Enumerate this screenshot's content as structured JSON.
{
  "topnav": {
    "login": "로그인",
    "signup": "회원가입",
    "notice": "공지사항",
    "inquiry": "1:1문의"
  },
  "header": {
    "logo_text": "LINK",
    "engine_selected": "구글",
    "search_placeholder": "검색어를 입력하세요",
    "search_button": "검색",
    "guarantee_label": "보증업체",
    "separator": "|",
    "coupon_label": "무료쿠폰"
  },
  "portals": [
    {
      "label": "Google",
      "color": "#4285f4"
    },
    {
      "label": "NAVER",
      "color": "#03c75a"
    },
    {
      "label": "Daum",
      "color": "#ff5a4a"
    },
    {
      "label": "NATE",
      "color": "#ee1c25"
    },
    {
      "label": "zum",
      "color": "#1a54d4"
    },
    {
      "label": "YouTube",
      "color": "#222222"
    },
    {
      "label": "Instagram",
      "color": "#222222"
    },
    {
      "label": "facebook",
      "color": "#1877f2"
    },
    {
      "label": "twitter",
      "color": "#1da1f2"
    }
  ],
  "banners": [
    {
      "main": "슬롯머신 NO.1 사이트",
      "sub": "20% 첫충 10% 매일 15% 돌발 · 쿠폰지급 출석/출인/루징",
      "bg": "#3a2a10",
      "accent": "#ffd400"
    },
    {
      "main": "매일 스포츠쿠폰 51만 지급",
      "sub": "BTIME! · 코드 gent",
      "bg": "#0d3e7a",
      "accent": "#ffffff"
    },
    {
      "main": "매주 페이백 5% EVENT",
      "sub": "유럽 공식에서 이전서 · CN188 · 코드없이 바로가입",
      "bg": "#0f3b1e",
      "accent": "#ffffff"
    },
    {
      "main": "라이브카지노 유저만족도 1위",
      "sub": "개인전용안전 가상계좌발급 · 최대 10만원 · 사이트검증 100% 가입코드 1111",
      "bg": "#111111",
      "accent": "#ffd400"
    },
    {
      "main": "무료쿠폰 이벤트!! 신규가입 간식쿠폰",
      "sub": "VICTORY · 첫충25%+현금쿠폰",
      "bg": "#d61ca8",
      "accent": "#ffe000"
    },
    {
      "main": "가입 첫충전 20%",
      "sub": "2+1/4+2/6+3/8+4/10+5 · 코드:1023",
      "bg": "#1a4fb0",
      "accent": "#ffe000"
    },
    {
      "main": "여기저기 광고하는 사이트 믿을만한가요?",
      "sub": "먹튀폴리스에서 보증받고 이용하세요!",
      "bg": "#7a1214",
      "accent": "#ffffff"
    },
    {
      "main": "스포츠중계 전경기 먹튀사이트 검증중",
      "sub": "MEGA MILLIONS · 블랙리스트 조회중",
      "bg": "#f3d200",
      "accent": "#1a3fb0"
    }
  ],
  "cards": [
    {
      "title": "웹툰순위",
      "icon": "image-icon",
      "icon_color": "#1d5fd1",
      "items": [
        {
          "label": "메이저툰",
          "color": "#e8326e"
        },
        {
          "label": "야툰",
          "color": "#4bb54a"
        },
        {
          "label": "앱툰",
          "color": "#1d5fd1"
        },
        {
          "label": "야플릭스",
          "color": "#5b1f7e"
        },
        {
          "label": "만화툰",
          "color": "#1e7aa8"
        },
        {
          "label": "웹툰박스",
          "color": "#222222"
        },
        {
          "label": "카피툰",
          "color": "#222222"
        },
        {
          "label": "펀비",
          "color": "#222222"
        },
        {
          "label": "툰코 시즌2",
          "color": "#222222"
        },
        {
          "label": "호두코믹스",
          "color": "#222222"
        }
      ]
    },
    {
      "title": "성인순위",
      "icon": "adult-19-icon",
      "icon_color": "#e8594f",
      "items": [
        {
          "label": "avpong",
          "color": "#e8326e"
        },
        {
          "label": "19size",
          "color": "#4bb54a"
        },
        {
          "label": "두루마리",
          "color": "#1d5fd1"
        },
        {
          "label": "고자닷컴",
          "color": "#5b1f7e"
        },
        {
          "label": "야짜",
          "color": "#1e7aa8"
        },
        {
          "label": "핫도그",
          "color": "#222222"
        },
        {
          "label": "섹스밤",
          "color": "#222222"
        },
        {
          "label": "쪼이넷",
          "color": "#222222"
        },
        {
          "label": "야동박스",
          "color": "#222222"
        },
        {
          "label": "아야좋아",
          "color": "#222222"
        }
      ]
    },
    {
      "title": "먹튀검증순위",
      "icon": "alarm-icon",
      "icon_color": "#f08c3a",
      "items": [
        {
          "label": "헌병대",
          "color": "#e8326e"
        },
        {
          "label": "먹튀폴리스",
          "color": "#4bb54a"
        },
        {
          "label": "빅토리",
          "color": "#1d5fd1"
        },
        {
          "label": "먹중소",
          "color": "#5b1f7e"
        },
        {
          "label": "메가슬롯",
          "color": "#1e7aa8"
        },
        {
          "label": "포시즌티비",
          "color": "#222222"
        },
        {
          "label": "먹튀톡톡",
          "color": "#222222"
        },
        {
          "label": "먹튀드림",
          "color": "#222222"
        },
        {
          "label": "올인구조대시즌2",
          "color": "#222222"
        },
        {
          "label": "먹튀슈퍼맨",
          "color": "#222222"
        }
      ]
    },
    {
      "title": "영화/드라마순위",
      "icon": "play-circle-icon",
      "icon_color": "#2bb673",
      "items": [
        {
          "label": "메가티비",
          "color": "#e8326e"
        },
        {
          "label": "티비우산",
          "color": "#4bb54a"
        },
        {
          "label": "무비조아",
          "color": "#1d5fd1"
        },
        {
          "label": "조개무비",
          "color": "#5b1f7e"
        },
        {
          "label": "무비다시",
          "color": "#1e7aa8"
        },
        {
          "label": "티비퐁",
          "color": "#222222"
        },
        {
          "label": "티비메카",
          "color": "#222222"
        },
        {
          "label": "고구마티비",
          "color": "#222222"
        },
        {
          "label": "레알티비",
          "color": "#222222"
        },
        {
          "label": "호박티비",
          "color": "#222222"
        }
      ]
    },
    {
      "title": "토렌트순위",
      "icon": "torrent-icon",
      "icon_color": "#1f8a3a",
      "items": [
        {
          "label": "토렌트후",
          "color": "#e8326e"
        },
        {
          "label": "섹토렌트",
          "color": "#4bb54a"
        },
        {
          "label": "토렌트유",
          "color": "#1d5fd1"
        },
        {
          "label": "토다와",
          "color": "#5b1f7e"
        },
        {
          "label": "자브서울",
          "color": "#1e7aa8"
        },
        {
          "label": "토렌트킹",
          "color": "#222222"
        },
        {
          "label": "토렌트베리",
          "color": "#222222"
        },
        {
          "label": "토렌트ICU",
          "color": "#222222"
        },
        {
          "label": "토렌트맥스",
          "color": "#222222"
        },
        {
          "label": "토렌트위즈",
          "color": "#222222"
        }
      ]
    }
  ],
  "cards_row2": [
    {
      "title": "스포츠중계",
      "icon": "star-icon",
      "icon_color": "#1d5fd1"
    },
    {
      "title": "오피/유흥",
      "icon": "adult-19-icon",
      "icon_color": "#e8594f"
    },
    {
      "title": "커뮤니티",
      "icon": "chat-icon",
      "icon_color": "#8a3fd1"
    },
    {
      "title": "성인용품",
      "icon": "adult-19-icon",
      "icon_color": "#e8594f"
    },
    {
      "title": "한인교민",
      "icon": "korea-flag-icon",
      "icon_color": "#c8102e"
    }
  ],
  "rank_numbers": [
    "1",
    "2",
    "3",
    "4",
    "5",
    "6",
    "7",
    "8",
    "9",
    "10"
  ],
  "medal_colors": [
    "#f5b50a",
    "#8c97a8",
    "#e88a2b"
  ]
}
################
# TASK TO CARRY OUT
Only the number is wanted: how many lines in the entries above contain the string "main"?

# EXPECTED OUTPUT
8